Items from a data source
============================================================

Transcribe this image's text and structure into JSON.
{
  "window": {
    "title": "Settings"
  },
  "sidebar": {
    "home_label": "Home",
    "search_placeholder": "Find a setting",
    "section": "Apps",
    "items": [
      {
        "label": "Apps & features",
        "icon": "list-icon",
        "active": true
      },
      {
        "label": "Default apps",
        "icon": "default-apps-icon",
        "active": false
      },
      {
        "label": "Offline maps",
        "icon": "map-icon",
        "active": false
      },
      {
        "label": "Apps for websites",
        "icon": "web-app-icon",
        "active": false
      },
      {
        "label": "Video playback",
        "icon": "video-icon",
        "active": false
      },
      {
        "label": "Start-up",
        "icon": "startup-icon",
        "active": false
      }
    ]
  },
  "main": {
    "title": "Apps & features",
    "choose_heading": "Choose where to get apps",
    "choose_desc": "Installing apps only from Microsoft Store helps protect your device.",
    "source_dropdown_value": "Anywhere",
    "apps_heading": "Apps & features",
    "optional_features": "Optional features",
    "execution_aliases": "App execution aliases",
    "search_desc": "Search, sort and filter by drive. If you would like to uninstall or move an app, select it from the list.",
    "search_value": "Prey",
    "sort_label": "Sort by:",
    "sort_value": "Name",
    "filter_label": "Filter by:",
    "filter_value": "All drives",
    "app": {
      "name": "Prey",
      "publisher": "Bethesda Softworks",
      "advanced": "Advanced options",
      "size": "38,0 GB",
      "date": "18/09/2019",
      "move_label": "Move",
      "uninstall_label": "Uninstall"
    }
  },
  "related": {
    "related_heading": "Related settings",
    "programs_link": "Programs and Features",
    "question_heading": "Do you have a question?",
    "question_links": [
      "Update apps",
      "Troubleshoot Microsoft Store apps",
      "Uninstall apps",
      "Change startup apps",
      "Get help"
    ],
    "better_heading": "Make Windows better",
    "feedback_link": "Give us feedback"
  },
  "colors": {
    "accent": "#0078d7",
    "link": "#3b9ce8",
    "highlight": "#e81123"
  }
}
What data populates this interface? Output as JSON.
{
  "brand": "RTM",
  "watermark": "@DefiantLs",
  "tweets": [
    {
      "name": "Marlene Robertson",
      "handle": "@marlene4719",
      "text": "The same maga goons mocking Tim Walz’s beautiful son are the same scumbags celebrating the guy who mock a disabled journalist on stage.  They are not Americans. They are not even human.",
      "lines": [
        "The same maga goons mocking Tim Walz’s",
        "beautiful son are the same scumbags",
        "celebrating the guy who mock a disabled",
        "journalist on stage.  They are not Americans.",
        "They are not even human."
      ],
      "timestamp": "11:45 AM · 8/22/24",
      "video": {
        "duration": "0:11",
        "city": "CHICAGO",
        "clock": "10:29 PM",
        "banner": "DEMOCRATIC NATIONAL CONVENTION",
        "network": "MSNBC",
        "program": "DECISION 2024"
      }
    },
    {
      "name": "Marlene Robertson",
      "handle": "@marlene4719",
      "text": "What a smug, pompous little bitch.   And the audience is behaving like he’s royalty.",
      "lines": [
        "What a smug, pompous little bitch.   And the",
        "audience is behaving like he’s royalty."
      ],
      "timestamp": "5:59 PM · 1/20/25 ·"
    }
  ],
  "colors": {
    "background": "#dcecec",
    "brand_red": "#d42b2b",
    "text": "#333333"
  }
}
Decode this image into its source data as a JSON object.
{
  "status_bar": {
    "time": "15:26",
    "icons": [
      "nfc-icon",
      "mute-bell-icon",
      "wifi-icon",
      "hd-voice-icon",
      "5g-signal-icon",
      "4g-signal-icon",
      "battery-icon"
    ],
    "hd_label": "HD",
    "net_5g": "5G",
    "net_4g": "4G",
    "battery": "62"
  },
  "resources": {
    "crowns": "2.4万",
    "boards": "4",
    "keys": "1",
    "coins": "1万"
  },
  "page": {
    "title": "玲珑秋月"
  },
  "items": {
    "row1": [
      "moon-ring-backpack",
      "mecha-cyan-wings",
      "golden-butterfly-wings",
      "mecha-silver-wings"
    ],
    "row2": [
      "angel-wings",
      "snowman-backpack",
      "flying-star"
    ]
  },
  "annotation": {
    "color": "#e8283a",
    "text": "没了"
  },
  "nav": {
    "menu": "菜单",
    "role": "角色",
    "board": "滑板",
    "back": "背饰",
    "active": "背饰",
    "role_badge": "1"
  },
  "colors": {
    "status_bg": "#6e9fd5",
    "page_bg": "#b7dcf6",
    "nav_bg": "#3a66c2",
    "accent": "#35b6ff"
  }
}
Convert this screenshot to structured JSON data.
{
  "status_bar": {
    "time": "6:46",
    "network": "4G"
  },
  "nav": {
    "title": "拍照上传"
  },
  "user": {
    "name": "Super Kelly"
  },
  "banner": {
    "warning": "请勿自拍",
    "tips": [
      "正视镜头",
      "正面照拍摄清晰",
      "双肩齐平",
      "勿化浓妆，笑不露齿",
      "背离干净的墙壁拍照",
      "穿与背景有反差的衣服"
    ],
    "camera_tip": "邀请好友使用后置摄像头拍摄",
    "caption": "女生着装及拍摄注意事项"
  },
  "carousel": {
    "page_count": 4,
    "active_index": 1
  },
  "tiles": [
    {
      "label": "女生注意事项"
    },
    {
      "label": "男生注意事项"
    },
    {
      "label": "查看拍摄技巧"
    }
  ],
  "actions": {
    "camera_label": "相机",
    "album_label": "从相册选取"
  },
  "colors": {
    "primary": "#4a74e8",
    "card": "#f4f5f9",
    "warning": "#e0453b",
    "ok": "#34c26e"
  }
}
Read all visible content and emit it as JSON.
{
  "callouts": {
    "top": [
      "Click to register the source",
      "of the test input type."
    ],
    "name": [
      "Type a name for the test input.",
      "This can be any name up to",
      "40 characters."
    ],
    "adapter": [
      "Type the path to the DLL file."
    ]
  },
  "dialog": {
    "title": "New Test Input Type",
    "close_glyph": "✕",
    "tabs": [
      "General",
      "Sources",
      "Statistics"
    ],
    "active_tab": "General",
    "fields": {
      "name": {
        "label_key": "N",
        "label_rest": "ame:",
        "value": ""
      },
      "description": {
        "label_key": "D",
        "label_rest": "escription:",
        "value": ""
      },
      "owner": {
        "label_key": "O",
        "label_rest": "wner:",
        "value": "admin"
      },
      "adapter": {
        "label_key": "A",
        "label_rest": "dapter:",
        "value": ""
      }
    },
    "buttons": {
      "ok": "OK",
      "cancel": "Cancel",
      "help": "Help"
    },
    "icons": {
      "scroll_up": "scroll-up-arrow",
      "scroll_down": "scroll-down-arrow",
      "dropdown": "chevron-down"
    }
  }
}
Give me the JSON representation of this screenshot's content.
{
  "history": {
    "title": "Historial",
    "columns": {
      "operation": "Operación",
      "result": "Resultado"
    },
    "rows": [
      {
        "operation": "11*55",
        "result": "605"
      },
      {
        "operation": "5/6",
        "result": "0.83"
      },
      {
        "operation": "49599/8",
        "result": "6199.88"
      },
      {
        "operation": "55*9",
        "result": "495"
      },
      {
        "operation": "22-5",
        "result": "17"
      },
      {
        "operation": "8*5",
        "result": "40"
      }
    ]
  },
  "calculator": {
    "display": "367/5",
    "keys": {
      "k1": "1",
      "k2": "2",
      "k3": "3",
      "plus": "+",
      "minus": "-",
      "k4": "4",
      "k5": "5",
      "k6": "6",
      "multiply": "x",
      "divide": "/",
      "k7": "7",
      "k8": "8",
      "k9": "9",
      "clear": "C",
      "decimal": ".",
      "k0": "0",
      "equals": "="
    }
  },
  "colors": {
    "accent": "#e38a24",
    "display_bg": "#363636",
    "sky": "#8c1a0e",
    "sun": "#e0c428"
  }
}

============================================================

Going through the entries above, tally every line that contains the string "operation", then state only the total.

RESPONSE AREA
7